Guaratingueta, province of Sao Paulo

Guaratingueta is located in a large field, not far from the Paraiba, bordering some foothills of the Serra da Mantiqueira, on a happy hill, surrounded by banana and orange trees. The indigenous name of the village is the good proof of the early inhabitants' argument; the long name means - "place where the sun comes back". In fact, the Tropic of Capricorn passes only one degree south of the village, which, for its simple and affable aspect, and for manifestations of more civilized life, greatly pleases. Since our departure from Rio, we have noticed here the first glass windows, which in the interior of Brazil always mean wealth and even luxury. On the other hand, the traveler is very surprised by the lack of system and order that exists in the exercise of professions. Thus, it is found, as everywhere, in the interior of Brazil, except for the populous places, very few offices organized in associations. On the other hand, it cannot be said that there is freedom of profession, since there are no official offices yet. Only rich farmers can employ workers profitably, and the poor are content to supply their needs with their own skill. The first usually assign to their slaves all the necessary services in the running of a house. As a consequence, police and administrative supervision of the professions is difficult.

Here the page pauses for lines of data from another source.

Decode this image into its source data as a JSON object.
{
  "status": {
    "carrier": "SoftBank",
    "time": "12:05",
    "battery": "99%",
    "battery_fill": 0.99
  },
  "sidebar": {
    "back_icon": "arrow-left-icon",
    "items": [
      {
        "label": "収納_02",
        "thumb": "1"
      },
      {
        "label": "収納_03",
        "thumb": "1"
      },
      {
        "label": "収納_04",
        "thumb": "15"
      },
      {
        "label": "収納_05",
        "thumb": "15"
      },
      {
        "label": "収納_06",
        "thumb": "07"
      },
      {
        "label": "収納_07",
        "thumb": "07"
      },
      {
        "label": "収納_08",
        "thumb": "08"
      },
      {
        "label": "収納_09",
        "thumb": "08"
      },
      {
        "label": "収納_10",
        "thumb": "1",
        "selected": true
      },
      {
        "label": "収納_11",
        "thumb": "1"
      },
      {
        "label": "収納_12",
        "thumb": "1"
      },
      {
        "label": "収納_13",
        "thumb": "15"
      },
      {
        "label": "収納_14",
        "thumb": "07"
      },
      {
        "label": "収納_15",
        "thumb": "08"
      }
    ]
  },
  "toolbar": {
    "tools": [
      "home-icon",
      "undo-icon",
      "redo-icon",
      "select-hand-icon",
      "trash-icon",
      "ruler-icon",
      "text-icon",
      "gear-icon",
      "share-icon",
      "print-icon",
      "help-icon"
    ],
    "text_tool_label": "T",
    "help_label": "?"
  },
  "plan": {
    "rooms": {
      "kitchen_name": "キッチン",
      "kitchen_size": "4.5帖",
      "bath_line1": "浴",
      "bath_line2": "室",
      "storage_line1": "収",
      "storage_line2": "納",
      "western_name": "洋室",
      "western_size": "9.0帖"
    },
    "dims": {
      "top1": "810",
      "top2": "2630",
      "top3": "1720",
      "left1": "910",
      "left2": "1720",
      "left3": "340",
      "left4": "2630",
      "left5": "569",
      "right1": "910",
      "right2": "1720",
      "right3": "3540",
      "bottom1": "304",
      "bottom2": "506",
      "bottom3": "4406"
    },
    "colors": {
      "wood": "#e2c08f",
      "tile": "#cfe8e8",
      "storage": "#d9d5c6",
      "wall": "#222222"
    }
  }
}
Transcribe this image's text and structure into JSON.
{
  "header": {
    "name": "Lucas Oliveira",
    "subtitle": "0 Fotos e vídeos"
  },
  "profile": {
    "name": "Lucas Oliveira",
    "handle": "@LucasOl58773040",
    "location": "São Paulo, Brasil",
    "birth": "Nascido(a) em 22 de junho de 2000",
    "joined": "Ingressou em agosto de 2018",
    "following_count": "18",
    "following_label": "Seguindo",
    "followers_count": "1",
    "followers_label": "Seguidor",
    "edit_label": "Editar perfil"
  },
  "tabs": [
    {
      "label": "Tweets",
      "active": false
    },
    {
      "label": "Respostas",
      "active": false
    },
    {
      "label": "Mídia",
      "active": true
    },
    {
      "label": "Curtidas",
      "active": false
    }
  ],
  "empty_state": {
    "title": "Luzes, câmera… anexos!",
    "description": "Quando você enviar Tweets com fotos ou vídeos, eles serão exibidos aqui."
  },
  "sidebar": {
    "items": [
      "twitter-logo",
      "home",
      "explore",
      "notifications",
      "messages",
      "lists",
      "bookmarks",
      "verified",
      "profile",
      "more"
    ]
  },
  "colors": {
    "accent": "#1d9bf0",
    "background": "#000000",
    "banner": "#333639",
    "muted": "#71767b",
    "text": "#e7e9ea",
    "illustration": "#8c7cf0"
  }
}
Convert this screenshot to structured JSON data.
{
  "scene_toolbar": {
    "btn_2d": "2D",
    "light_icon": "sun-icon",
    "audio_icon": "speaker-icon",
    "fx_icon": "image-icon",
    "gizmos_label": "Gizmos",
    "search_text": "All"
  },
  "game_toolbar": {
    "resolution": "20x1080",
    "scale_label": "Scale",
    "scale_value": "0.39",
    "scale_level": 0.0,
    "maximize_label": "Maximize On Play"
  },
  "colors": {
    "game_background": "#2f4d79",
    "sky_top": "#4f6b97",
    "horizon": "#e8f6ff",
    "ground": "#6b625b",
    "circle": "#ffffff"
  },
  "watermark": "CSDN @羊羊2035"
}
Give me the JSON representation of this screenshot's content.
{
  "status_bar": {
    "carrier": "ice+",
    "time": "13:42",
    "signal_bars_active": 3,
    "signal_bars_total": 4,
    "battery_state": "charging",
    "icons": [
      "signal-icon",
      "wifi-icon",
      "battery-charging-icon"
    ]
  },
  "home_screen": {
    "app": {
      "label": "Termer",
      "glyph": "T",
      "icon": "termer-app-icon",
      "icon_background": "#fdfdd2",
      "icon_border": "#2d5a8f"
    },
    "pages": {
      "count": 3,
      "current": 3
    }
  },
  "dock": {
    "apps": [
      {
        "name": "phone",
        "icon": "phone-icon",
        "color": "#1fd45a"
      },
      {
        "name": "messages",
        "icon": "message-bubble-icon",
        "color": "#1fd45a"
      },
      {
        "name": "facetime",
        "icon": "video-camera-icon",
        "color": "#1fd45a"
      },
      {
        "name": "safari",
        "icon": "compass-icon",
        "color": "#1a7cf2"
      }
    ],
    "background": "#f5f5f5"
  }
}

We are not surprised, then, that even in a village of a few thousand inhabitants, we had to settle for the frugal meal of an armadillo (Dasypus septemcinctus) we had killed on the way. The meat